Topeka — A federal jury must weigh complex legal issues and hundreds of pieces of evidence in a lawsuit pitting Kansas University against a Lawrence T-shirt seller.
"Something dangerous is going on here," warned attorney Jim Tilly in his closing statement last week after a seven-day trial.
Tilly represents Larry Sinks, owner of Joe-College.com, 734 Mass., and Clark Orth, a T-shirt printer.
KU claims Sinks has infringed on the school's trademarks by selling T-shirts that people might associate with KU, although Sinks has no license agreement with KU and pays the school nothing. And KU says some of the T-shirts have what many consider offensive messages, thus harming the school's image.
KU is seeking $476,000 in Sinks' profits and $33,000 in royalties, plus unspecified punitive damages against Sinks and Orth.
The eight-person jury started deliberating on the case late Thursday and is scheduled to continue Monday.
Before receiving the case, the jury received court instructions from U.S. District Court Judge Julie Robinson that took longer than an hour to read. Robinson said the jury verdict form contained 800 questions. A total of 206 T-shirts are in dispute.
Tilly said KU was overreaching, trying to control everything that had to do with the university.
"Do you want to give the university a monopoly over any use of college colors?" he asked.
Sinks said he did everything possible to tell customers that his shirts were not sponsored, affiliated or licensed by KU. He has more than 200 signs in his store that inform buyers of that.
But Charlie Henn, an attorney representing KU, said Sinks was making money off the university's brand without being licensed to do so.
"He sold 25,000 infringing shirts in Lawrence," he said. Henn said Sinks undercut the 490 retailers who sell official KU merchandise and pay royalties to the school.
Sinks tried to get a license agreement with KU, but the school denied him. "The university gets to decide who can use their trademarks and who can't," Henn said.
And, he said, there are many people confused about whether KU endorses such T-shirts that say "Muck Fizzou," or "Our Coach Beat Anorexia." Those shirts tarnish the school's image, he said.
Because it is a civil case, the jury need only to find that a preponderance of the evidence supports KU to rule in the school's favor.

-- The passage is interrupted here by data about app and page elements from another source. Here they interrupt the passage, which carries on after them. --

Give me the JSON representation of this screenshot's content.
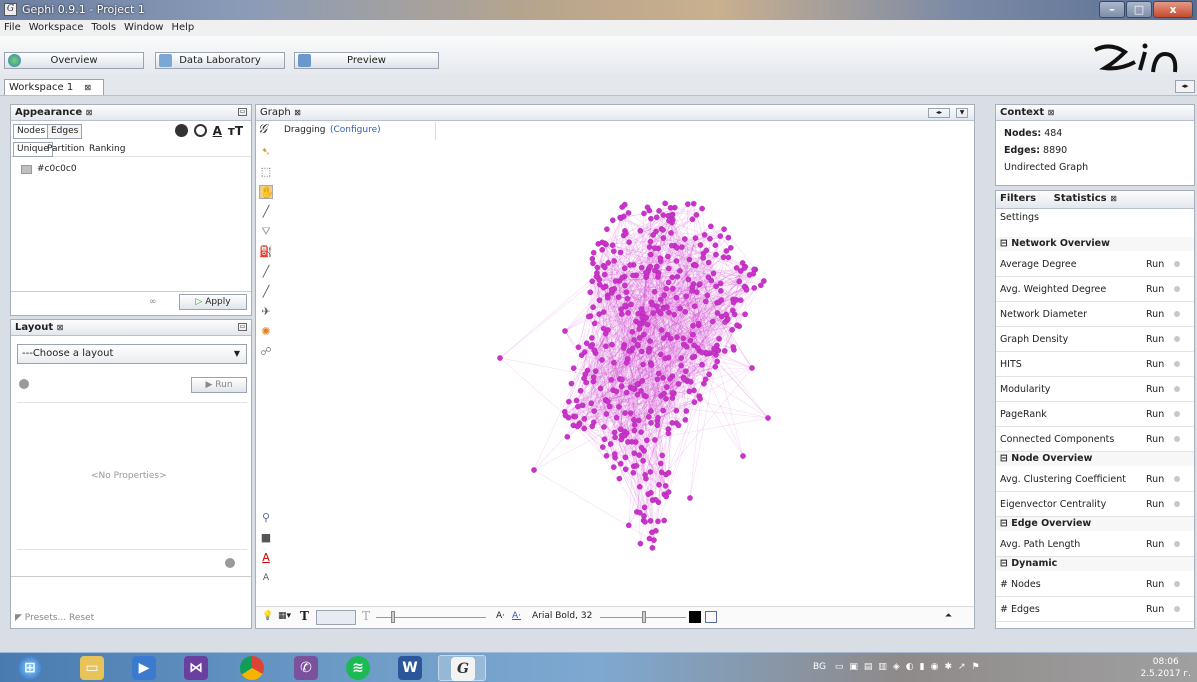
{
  "window": {
    "title": "Gephi 0.9.1 - Project 1",
    "app_icon": "gephi-icon",
    "controls": [
      "–",
      "□",
      "x"
    ]
  },
  "menu": [
    "File",
    "Workspace",
    "Tools",
    "Window",
    "Help"
  ],
  "modes": {
    "overview": "Overview",
    "data_lab": "Data Laboratory",
    "preview": "Preview"
  },
  "workspace_tab": "Workspace 1",
  "appearance": {
    "title": "Appearance",
    "tab_nodes": "Nodes",
    "tab_edges": "Edges",
    "mode_unique": "Unique",
    "mode_partition": "Partition",
    "mode_ranking": "Ranking",
    "color_value": "#c0c0c0",
    "apply": "Apply",
    "icon_text": "A",
    "icon_size": "тT"
  },
  "layout": {
    "title": "Layout",
    "choose": "---Choose a layout",
    "run": "Run",
    "no_props": "<No Properties>",
    "presets": "Presets...",
    "reset": "Reset"
  },
  "graph": {
    "tab": "Graph",
    "mode": "Dragging",
    "configure": "(Configure)",
    "node_color": "#cc33cc",
    "font_label": "Arial Bold, 32",
    "font_a_small": "A·",
    "font_a_color": "A·",
    "text_tool": "T"
  },
  "context": {
    "title": "Context",
    "nodes_label": "Nodes:",
    "nodes_value": "484",
    "edges_label": "Edges:",
    "edges_value": "8890",
    "graph_type": "Undirected Graph"
  },
  "statistics": {
    "filters_tab": "Filters",
    "statistics_tab": "Statistics",
    "settings": "Settings",
    "run_label": "Run",
    "network_overview": "Network Overview",
    "network_items": [
      "Average Degree",
      "Avg. Weighted Degree",
      "Network Diameter",
      "Graph Density",
      "HITS",
      "Modularity",
      "PageRank",
      "Connected Components"
    ],
    "node_overview": "Node Overview",
    "node_items": [
      "Avg. Clustering Coefficient",
      "Eigenvector Centrality"
    ],
    "edge_overview": "Edge Overview",
    "edge_items": [
      "Avg. Path Length"
    ],
    "dynamic": "Dynamic",
    "dynamic_items": [
      "# Nodes",
      "# Edges"
    ]
  },
  "taskbar": {
    "lang": "BG",
    "time": "08:06",
    "date": "2.5.2017 г."
  }
}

But such a finding must be unanimous.
Whether there exists confusion in the public mind about whether a Joe-College.com T-shirt is affiliated with KU is a critical part of the case. If the jury believe there is confusion, then it may rule in KU's favor.

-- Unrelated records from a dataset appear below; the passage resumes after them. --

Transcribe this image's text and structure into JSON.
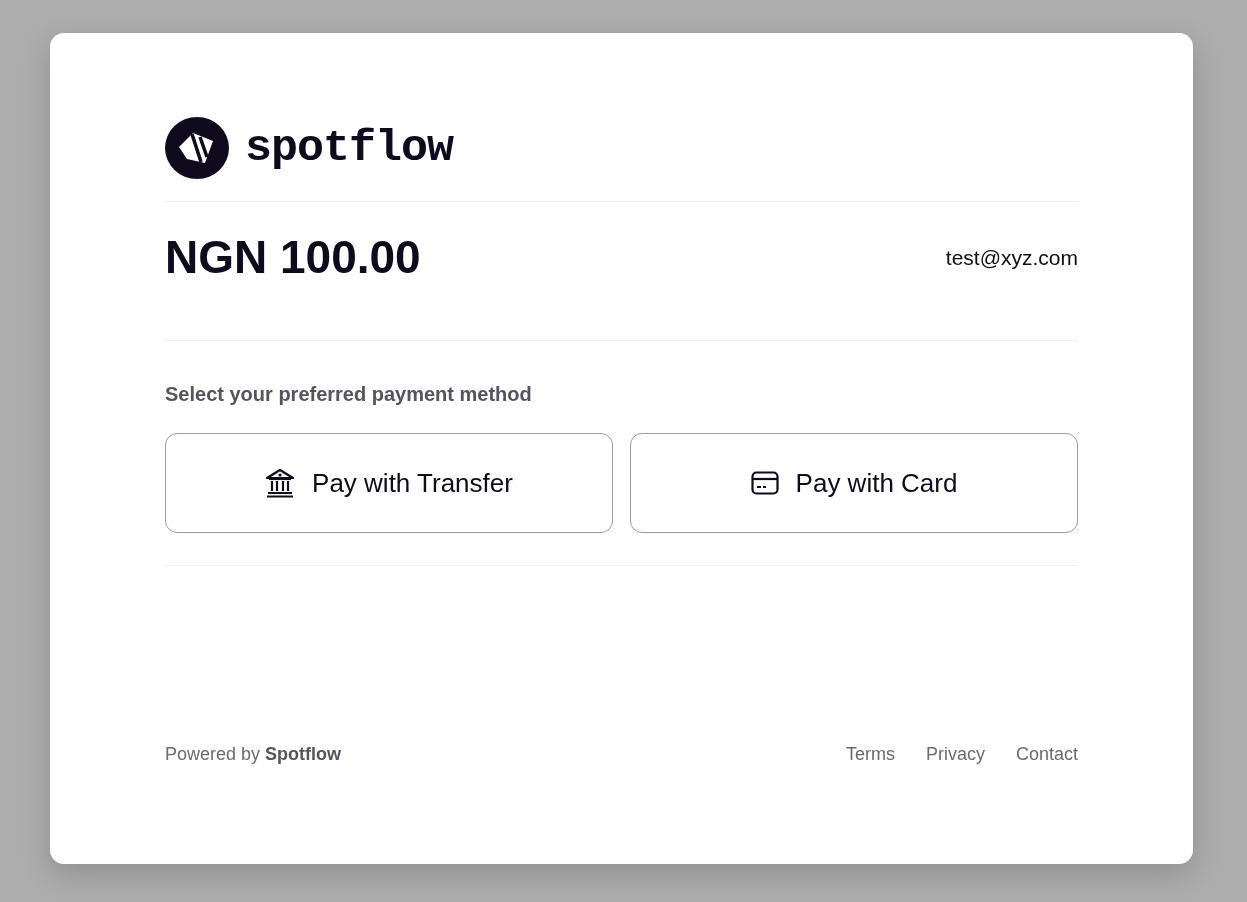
{
  "brand": {
    "name": "spotflow"
  },
  "summary": {
    "amount": "NGN 100.00",
    "email": "test@xyz.com"
  },
  "payment": {
    "prompt": "Select your preferred payment method",
    "methods": [
      {
        "kind": "transfer",
        "label": "Pay with Transfer"
      },
      {
        "kind": "card",
        "label": "Pay with Card"
      }
    ]
  },
  "footer": {
    "powered_by": "Powered by **Spotflow**",
    "links": [
      "Terms",
      "Privacy",
      "Contact"
    ]
  }
}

A survey done for Sinks indicated that people could tell the difference between a licensed and unlicensed T-shirt. But an expert witness testifying on behalf of KU said the survey was "flawed."

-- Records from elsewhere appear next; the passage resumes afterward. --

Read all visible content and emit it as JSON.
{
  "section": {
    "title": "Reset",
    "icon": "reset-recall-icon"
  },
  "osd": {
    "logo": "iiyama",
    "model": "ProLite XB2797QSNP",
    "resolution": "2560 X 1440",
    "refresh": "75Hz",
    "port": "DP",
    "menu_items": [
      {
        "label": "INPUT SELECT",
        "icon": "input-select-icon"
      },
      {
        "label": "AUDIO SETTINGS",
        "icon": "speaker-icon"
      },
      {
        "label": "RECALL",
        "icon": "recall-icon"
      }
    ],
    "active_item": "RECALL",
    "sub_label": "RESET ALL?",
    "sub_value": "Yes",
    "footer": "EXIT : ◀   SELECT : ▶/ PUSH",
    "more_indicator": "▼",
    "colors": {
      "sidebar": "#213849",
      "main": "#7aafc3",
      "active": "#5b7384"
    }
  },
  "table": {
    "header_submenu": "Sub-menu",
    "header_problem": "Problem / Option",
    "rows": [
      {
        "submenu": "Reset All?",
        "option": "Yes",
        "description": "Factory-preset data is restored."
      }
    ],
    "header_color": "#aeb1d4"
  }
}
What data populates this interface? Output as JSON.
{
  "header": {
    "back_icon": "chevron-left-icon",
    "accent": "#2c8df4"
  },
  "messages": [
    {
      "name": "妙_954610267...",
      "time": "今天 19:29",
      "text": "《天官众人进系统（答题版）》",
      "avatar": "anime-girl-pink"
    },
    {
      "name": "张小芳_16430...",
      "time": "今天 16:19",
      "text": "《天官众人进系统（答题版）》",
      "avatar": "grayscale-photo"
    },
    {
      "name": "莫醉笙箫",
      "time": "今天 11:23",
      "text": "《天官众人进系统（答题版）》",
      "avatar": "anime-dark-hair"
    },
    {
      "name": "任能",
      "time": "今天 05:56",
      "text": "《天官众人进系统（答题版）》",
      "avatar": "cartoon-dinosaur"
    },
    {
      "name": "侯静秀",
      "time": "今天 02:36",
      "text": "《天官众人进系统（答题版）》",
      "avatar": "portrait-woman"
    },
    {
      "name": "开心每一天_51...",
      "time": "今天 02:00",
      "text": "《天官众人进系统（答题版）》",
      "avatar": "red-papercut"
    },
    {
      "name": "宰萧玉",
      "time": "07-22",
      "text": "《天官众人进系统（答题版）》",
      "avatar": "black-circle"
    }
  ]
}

Tilly, however, said if KU wanted to prove there was confusion over the T-shirts, it should have done its own survey. KU didn't, he said.
"They tried to coast," he said. "The plaintiffs have woefully failed to carry the burden of proof in the case."
Henn, however, said KU wasn't obligated to do a survey. He pointed to comments made in blogs that showed some people mistakenly thought some of Sinks' T-shirts were official KU merchandise.
Henn also said Sinks' own admission of having numerous disclaimer signs posted in his store indicates he is infringing on KU's trademarks.
"Why would he need 200 signs in his store, if this weren't a problem?" he asked.